At one point or another, I have exhibited Every. Last. One.
Frightening, isn’t it?
Depression is not just in a person’s mind; according to the National Institute for Mental Health, suicide is the third-leading cause of death among people ages 15-24. Women are twice as likely as men to experience depression; but men are THREE TIMES more likely to attempt or commit suicide as women.
People experiencing depression will often know they are acting irrationally or “out of character,” but can’t seem to figure out why. They may be lethargic or capable of running for days on end on an amount of sleep that a healthy person would find wholly inadequate. Depression is often linked to physical complaints such as joint or back pain that are untraceable and undetectable upon physical examination. So, yes, when the commercials say that depression hurts, they mean to be taken very literally, in a wide variety of senses.

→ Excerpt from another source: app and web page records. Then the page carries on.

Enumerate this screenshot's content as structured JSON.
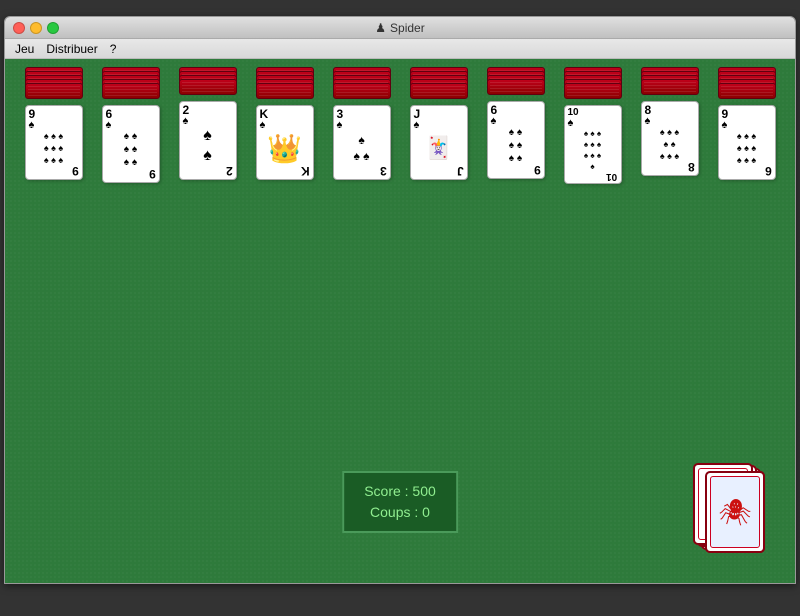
{
  "window": {
    "title": "Spider",
    "title_icon": "♟"
  },
  "menu": {
    "items": [
      "Jeu",
      "Distribuer",
      "?"
    ]
  },
  "columns": [
    {
      "id": 0,
      "face_down_count": 5,
      "visible_card": {
        "rank": "9",
        "suit": "♠",
        "pips": [
          "♠",
          "♠",
          "♠",
          "♠",
          "♠",
          "♠",
          "♠",
          "♠",
          "♠"
        ]
      }
    },
    {
      "id": 1,
      "face_down_count": 5,
      "visible_card": {
        "rank": "6",
        "suit": "♠",
        "pips": [
          "♠",
          "♠",
          "♠",
          "♠",
          "♠",
          "♠"
        ]
      }
    },
    {
      "id": 2,
      "face_down_count": 4,
      "visible_card": {
        "rank": "2",
        "suit": "♠",
        "pips": [
          "♠",
          "♠"
        ]
      }
    },
    {
      "id": 3,
      "face_down_count": 5,
      "visible_card": {
        "rank": "K",
        "suit": "♠",
        "is_king": true
      }
    },
    {
      "id": 4,
      "face_down_count": 5,
      "visible_card": {
        "rank": "3",
        "suit": "♠",
        "pips": [
          "♠",
          "♠",
          "♠"
        ]
      }
    },
    {
      "id": 5,
      "face_down_count": 5,
      "visible_card": {
        "rank": "J",
        "suit": "♠",
        "is_jack": true
      }
    },
    {
      "id": 6,
      "face_down_count": 4,
      "visible_card": {
        "rank": "6",
        "suit": "♠",
        "pips": [
          "♠",
          "♠",
          "♠",
          "♠",
          "♠",
          "♠"
        ]
      }
    },
    {
      "id": 7,
      "face_down_count": 5,
      "visible_card": {
        "rank": "10",
        "suit": "♠",
        "pips": [
          "♠",
          "♠",
          "♠",
          "♠",
          "♠",
          "♠",
          "♠",
          "♠",
          "♠",
          "♠"
        ]
      }
    },
    {
      "id": 8,
      "face_down_count": 4,
      "visible_card": {
        "rank": "8",
        "suit": "♠",
        "pips": [
          "♠",
          "♠",
          "♠",
          "♠",
          "♠",
          "♠",
          "♠",
          "♠"
        ]
      }
    },
    {
      "id": 9,
      "face_down_count": 5,
      "visible_card": {
        "rank": "9",
        "suit": "♠",
        "pips": [
          "♠",
          "♠",
          "♠",
          "♠",
          "♠",
          "♠",
          "♠",
          "♠",
          "♠"
        ]
      }
    }
  ],
  "score": {
    "label_score": "Score : ",
    "value_score": "500",
    "label_coups": "Coups : ",
    "value_coups": "0",
    "line1": "Score :  500",
    "line2": "Coups :  0"
  },
  "deck": {
    "cards_remaining": 5
  }
}
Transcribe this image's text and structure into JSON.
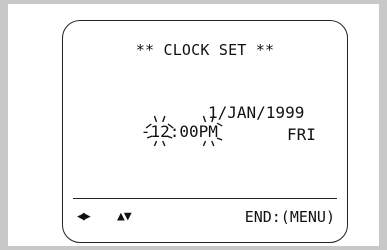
{
  "screen": {
    "title": "** CLOCK SET **",
    "hour": "12",
    "minute_sep": ":00",
    "ampm": "PM",
    "dash": "-",
    "date": "1/JAN/1999",
    "day": "FRI"
  },
  "footer": {
    "left_right_icon": "◀▶",
    "up_down_icon": "▲▼",
    "end_label": "END:(MENU)"
  },
  "colors": {
    "frame": "#c8c8c8",
    "text": "#111111"
  }
}
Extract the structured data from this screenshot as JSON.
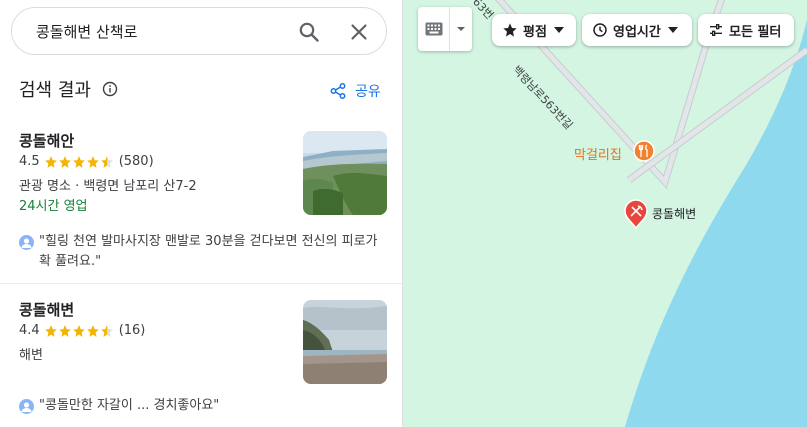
{
  "search": {
    "query": "콩돌해변 산책로"
  },
  "results_header": {
    "title": "검색 결과",
    "share_label": "공유"
  },
  "results": [
    {
      "name": "콩돌해안",
      "rating": "4.5",
      "stars": 4.5,
      "reviews": "(580)",
      "category_address": "관광 명소 · 백령면 남포리 산7-2",
      "hours": "24시간 영업",
      "review_snippet": "\"힐링 천연 발마사지장 맨발로 30분을 걷다보면 전신의 피로가 확 풀려요.\""
    },
    {
      "name": "콩돌해변",
      "rating": "4.4",
      "stars": 4.5,
      "reviews": "(16)",
      "category_address": "해변",
      "review_snippet": "\"콩돌만한 자갈이 ... 경치좋아요\""
    }
  ],
  "map": {
    "filters": {
      "rating": "평점",
      "hours": "영업시간",
      "all": "모든 필터"
    },
    "road_label": "백령남로563번길",
    "road_label_partial": "63번",
    "places": {
      "restaurant": "막걸리집",
      "beach": "콩돌해변"
    },
    "colors": {
      "land": "#d4f5e2",
      "water": "#8fd9ef",
      "road": "#d0d4d6",
      "food_pin": "#f2802c",
      "beach_pin": "#e8453c",
      "star": "#f4b400",
      "link": "#1a73e8",
      "open_green": "#188038"
    }
  },
  "icons": [
    "search-icon",
    "close-icon",
    "info-icon",
    "share-icon",
    "keyboard-icon",
    "star-icon",
    "clock-icon",
    "sliders-icon",
    "restaurant-pin-icon",
    "beach-pin-icon"
  ]
}
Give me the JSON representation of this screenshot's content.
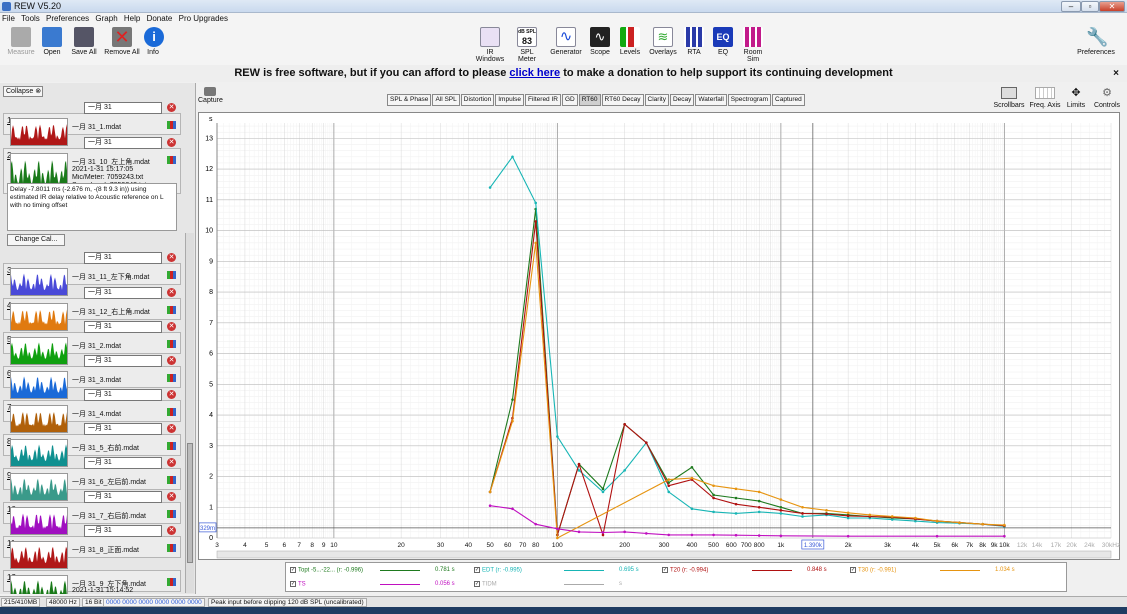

Depression hurts the sufferer; it also hurts the people who care about and rely on the sufferer. Billions of dollars are lost in worker productivity and medical expenses each year as a direct result of depression. It tears families and lives apart. People lose their jobs, their houses, and even, tragically, their lives because of depression every year, in mind-boggling numbers.
If you just read the symptom list I gave above and said, “Hey, that sounds like me,” and you’re still reading this, you need to be on the phone or the web, getting in touch with your family. A friend. Your doctor. Your priest (or equivalent religious figure or aid). Anyone you love or trust enough to be honest about what you’re feeling, and why. And then you need to get help.
Some people find that medication works well. Some people alter their habits and lifestyle in a healthy way with remarkable results. Active meditation is the best way for some, while others find classical treatment from a qualified therapist works. Whatever YOUR best way is, find it. Don’t keep it to yourself. Don’t suffer in silence. Don’t let yourself become another tragic statistic.
It takes a lot of courage to ask for help. It may be the hardest thing you’ll ever do.
But it may save your job, your marriage, or even your life.
Weighed against that, isn’t it worth it? It won’t be comfortable; it won’t be easy. I’m not going to tell you it is.
But I swear on everything I hold sacred that it is worth it. And it’s not your fault. It’s not a failing or a weakness. It’s not something you see coming, or that you can say will never happen to you. But there is help. There is hope. And there are a hell of a lot of people out there who’ve been there and understand.
You’re talking to one of them now.
If you or someone you know is experiencing any or all of the symptoms I listed above, do your homework. Ask questions. Listen to the answers. And call or visit any of these resources. Don’t wait. Don’t hesitate.
You may save a life.
Still need more convincing? Stop over to J.S. Wayne's Blog and read Melissa's Secret. Everyone should read this story! It can really open your eyes.
1-800-273-8255 is the number for the Suicide Prevention Hotline in the US. Check your directory for the appropriate number for your locale. Make this your first call, especially if you have ANY reason to believe that you or the person you’re concerned about may be thinking about suicide.
American Foundation for Suicide PreventionDepression and Suicide Resources and Information
To Write Love On Her Arms (clickable picture link)Resources and Assistance for Sufferers of Drug Abuse, Depression, Suicide Attempts, and Their Families
Allure Van Sanz T-shirt
Allure Van Sanz Ebook (Your choice of any Noble book)
Erotic author J.S. Wayne's copy of Angels Would Fall
Erotic author J.S. Wayne's copy of Angel of the Morning
Colon Cancer Awareness Giveaway Winners:
AVS Book - Mona Risk
Patti Shenberger Print Book - Wendy S. Marcus
Avril Ashton's Ebook - Neecy